Synthetic Biologist Karmella Haynes
WBUR Teacher's Domain
This video produced for Teachers' Domain profiles Karmella Haynes, a post-doctoral researcher working in the emerging field of synthetic biology. Karmella explains how she uses biotechnology to build living machines, or devices, from genes.



  1. Synthetic reversal of epigenetic silencing
    Haynes KA, Silver PA. (2011) J Chem Biol. E-pub ahead of print. PMID: 21669865
    Cover article

  2. Engineering bacteria to solve the burnt pancake problem
    Haynes KA, Broderick ML, Brown AD, Butner TL, Dickson JO, Harden WL, Heard LH, Jessen EL, Malloy KJ, Ogden BJ, Rosemond S, Simpson S, Zwack E, Campbell AM, Eckdahl TT, Heyer LJ, Poet JL. (2008) J Biol Eng. PMID: 18492232
    JBE Publication of the Year, 2008

  3. An investigation of heterochromatin domains on the fourth chromosome of Drosophila melanogaster
    Riddle N, Leung W, Haynes KA, Granok H, Wuller J, Elgin SC. (2008) Genetics. PMID: 18245350

  4. A distinct type of heterochromatin within Drosophila melanogaster chromosome four
    Haynes KA, Gracheva E, Elgin SC. (2006) Genetics. PMID: 17194780

  5. Element 1360 and RNAi components contribute to HP1-dependent silencing of a pericentric reporter
    Haynes KA, Caudy AA, Collins L, Elgin SC. (2006) Current Biol. PMID: 17113386
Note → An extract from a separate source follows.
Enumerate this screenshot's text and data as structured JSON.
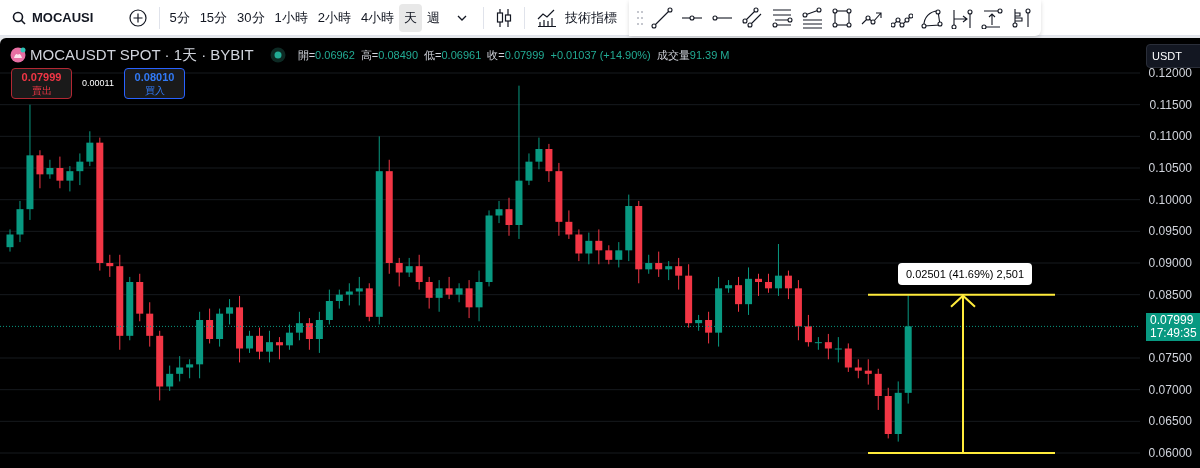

  6. cis-Acting determinants of heterochromatin formation on Drosophila melanogaster chromosome four
    Sun FL, Haynes K, Simpson CL, Lee SD, Collins L, Wuller J, Eissenberg JC, Elgin SC. (2004) Mol Cell Biol. PMID: 15340080


  1. Eukaryotic systems broaden the scope of synthetic biology
    Haynes KA, Silver PA. (2009) J Cell Biol. PMID: 19948487

  2. Analyzing heterochromatin formation using chromosome 4 of Drosophila melanogaster
    Haynes KA, Leibovitch BA, Rangwala SH, Craig C, Elgin SC. (2004) CSHSQB. PMID: 16117658

Science Art Gallery

In addition to science research, I paint and draw. Below are pieces that have a scientific theme. You can view my other work at